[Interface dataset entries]
..............................
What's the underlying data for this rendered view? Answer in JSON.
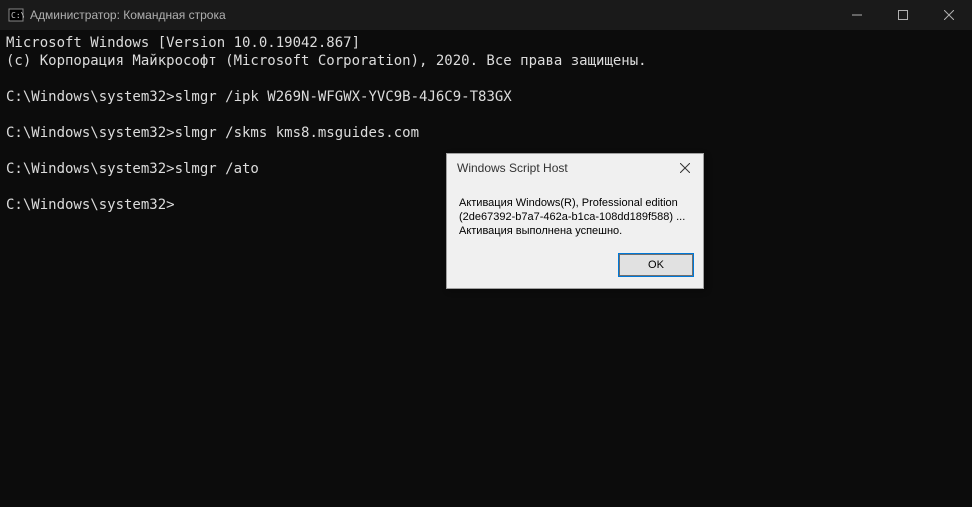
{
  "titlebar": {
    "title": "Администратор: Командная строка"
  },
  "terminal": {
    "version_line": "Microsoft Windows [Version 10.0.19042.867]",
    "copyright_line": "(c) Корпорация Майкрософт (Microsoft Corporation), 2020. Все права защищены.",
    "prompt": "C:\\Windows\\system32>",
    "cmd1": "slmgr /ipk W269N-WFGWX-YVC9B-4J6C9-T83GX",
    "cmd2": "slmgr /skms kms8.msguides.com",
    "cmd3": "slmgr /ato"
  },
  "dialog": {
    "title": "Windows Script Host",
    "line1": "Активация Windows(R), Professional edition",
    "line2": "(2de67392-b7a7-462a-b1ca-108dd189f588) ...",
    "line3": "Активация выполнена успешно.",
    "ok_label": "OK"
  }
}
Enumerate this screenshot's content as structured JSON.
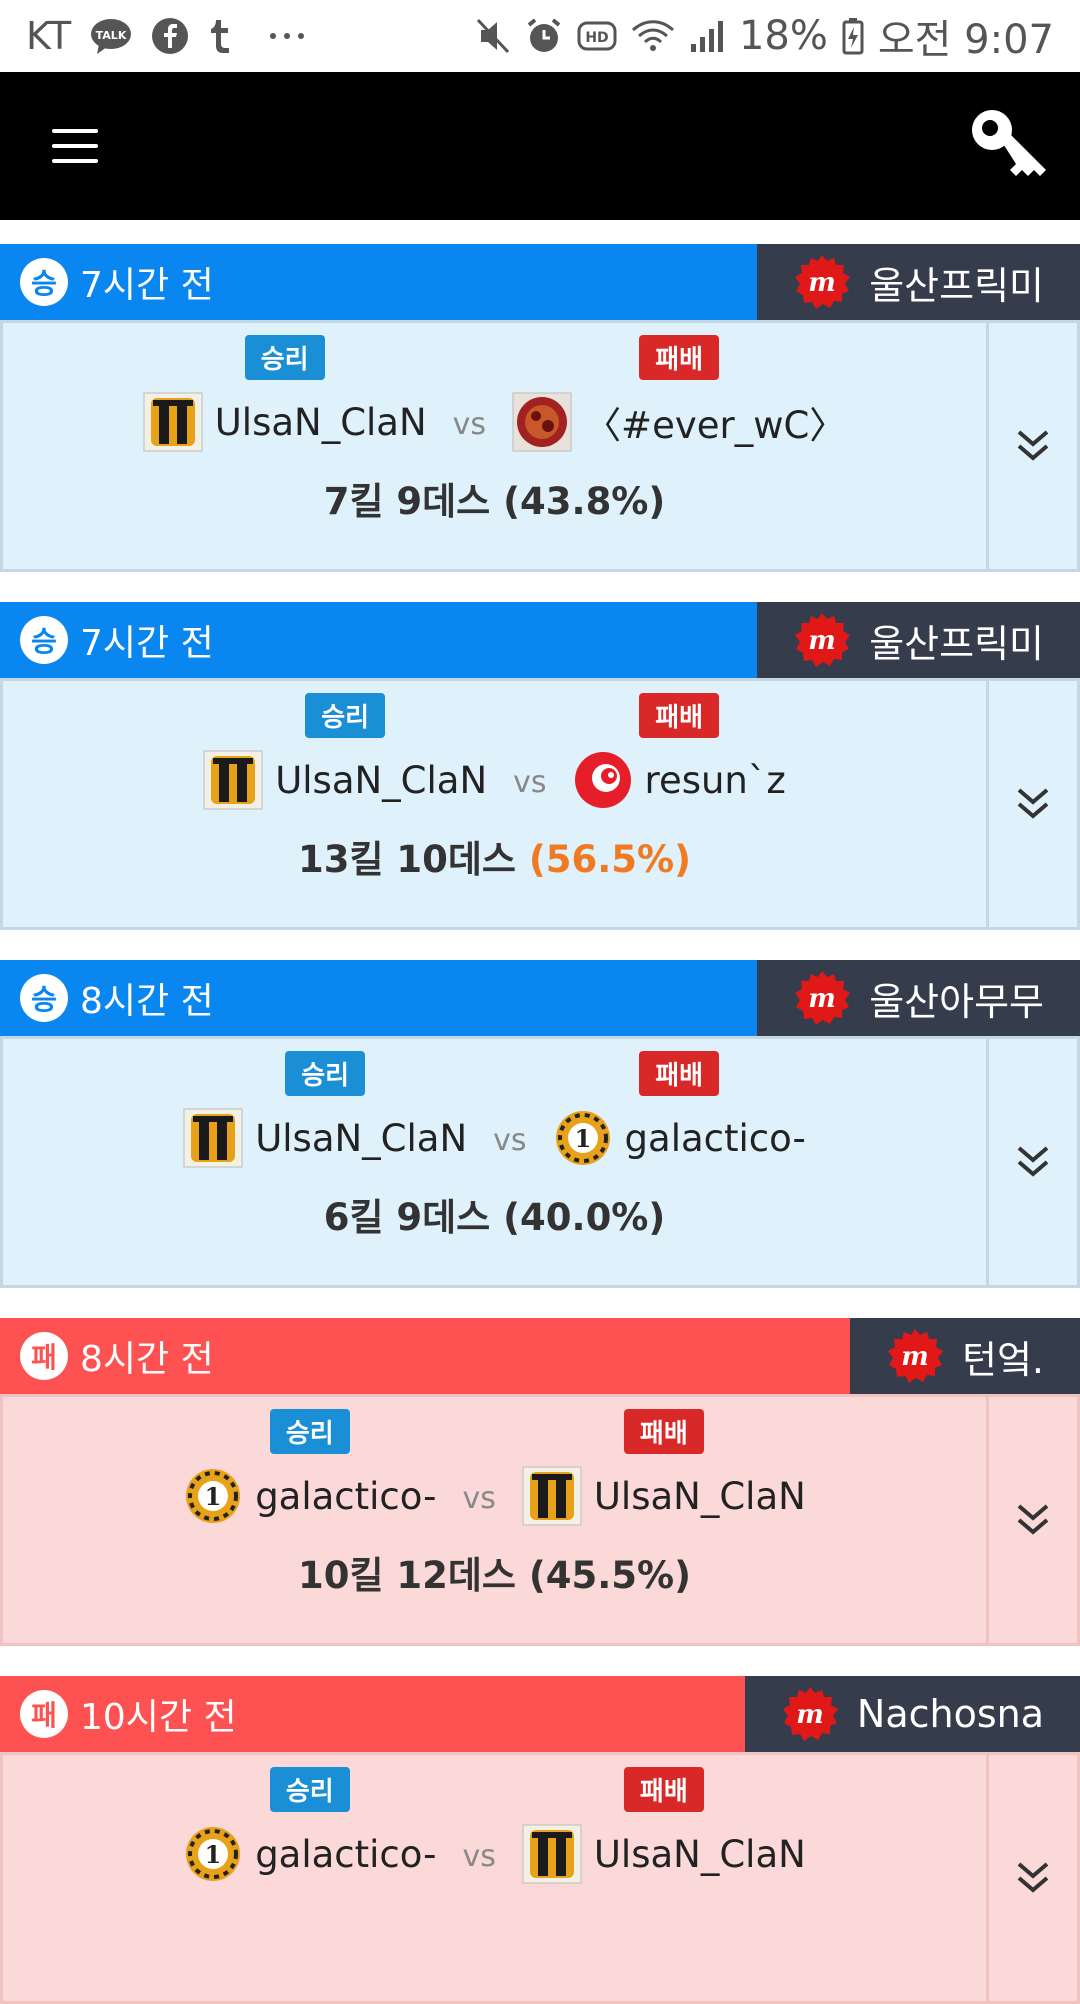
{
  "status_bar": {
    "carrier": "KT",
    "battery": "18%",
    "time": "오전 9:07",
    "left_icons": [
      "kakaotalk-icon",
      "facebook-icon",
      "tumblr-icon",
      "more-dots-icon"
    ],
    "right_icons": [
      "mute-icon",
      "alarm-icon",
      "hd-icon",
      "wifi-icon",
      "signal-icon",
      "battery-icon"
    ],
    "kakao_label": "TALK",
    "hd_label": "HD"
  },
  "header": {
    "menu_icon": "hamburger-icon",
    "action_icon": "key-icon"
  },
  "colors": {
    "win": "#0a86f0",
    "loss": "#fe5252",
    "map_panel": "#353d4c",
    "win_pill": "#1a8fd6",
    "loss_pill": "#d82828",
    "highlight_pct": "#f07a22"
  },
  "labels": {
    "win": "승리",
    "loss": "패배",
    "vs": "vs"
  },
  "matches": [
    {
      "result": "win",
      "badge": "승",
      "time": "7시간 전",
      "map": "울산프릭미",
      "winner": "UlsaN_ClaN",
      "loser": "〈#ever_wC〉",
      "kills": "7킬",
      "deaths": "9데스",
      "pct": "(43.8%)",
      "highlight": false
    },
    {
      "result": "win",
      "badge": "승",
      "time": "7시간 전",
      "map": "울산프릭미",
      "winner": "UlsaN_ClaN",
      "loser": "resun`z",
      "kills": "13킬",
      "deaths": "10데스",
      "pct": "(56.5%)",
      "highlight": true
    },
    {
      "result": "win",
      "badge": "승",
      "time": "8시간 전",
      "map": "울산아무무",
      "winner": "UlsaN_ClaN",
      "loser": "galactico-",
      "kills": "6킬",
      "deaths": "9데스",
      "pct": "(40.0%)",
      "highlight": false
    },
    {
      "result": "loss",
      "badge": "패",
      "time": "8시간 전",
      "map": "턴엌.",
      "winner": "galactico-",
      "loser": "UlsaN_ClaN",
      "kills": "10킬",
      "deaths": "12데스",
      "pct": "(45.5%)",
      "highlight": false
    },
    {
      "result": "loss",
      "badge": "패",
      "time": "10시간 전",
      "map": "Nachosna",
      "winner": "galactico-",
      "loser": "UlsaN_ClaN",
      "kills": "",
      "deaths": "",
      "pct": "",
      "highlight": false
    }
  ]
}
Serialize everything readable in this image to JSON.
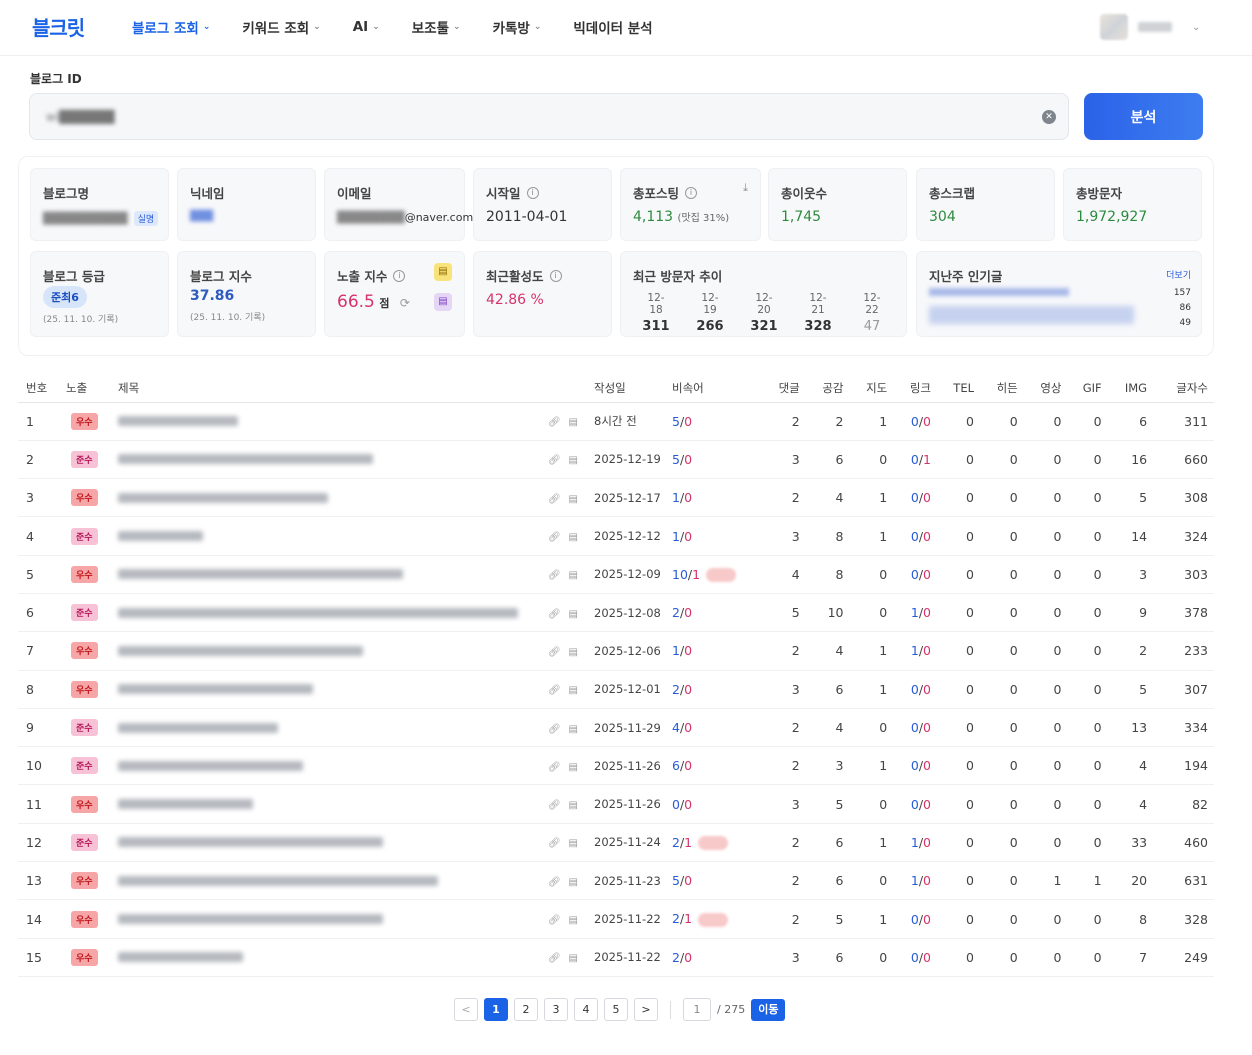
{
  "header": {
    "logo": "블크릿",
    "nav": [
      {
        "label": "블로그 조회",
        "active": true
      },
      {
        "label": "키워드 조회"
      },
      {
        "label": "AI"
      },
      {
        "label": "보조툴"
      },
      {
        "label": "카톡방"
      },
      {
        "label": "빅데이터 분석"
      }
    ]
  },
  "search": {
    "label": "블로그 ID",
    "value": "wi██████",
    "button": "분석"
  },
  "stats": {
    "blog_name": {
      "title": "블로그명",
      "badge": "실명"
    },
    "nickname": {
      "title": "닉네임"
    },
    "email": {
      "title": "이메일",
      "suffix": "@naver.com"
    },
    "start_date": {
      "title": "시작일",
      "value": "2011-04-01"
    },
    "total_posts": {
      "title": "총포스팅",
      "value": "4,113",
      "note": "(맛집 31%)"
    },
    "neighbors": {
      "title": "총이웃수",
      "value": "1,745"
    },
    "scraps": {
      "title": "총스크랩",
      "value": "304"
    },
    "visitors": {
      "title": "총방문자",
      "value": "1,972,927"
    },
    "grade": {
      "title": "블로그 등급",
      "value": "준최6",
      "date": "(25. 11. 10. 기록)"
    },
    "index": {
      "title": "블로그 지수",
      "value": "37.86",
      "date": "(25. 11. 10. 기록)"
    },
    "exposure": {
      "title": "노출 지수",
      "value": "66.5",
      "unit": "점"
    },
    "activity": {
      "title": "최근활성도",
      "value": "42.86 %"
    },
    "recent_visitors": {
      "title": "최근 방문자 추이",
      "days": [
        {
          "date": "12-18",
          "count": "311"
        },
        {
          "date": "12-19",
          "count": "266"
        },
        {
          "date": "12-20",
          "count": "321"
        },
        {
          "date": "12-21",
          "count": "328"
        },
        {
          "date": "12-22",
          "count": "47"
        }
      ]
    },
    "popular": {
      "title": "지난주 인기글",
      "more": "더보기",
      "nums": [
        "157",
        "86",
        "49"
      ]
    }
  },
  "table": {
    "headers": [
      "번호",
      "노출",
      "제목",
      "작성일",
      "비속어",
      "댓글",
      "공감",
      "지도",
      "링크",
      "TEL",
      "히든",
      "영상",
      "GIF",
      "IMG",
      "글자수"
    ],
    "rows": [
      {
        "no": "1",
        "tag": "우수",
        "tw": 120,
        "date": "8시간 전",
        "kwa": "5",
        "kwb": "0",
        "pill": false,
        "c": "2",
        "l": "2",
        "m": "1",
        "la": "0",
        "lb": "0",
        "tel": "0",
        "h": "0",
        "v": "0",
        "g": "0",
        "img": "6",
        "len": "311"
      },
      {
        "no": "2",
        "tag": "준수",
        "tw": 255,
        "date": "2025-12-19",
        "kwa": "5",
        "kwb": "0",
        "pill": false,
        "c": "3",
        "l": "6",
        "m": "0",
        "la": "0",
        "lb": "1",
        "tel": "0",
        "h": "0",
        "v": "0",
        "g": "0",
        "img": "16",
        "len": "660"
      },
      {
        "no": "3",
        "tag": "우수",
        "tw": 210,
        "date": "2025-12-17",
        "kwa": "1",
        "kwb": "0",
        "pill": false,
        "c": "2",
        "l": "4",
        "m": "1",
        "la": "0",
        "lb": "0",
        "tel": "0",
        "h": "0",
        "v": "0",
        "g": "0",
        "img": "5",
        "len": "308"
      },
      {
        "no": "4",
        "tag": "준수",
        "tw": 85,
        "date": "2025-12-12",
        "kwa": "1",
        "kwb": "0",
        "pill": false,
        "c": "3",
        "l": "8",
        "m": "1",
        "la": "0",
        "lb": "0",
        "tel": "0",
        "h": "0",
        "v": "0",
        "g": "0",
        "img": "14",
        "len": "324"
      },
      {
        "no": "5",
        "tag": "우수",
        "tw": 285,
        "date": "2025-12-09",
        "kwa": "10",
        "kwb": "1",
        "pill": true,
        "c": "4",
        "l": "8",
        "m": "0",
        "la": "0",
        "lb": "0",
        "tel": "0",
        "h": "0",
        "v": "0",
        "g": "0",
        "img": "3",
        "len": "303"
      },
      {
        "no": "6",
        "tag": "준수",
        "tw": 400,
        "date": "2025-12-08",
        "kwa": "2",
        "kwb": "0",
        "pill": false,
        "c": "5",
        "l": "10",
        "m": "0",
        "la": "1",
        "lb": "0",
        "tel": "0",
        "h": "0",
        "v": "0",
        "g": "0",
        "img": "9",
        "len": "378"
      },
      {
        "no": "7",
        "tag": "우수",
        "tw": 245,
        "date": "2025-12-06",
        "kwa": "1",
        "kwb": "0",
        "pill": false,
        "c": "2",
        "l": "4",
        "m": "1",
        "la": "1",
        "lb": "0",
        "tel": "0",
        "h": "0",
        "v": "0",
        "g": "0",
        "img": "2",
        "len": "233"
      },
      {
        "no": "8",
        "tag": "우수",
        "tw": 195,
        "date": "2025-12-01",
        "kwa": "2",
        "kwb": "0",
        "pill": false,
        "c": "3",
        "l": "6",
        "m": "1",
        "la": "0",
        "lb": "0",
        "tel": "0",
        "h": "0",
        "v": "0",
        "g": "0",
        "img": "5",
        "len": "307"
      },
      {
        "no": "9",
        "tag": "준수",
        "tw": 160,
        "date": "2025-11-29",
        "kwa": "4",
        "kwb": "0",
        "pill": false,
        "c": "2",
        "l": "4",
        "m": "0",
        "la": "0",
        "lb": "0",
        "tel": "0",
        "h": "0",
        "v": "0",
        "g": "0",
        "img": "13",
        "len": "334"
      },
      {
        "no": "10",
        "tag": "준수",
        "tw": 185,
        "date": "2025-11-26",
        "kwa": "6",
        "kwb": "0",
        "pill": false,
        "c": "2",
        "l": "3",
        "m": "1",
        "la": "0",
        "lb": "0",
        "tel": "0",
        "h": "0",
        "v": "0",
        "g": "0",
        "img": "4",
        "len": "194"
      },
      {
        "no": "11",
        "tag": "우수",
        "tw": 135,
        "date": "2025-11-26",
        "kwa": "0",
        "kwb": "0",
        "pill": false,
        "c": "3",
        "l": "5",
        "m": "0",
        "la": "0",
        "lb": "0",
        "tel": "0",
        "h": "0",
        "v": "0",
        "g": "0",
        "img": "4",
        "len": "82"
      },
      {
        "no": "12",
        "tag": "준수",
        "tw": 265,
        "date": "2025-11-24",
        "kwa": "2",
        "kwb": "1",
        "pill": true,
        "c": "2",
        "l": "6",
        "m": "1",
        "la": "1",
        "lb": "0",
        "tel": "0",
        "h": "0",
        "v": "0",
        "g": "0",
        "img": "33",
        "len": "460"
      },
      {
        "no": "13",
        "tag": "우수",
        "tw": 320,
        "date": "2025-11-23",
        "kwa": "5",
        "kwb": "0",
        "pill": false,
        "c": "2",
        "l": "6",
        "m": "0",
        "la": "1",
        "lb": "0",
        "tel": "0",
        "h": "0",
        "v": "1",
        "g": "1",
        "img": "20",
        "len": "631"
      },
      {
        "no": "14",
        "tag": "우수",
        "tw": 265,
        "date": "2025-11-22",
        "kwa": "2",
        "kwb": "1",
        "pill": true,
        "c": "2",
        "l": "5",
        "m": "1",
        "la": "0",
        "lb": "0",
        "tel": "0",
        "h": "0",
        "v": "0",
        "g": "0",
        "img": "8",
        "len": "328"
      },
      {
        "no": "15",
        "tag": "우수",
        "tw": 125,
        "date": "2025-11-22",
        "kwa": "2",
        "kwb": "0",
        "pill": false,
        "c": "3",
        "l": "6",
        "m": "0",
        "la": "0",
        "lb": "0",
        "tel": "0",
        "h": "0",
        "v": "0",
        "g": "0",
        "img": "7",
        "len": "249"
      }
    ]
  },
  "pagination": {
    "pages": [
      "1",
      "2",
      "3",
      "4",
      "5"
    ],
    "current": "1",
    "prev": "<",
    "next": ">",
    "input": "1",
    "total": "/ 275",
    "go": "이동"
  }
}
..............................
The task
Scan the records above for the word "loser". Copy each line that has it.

Finished exercise
      "loser": "〈#ever_wC〉",
      "loser": "resun`z",
      "loser": "galactico-",
      "loser": "UlsaN_ClaN",
      "loser": "UlsaN_ClaN",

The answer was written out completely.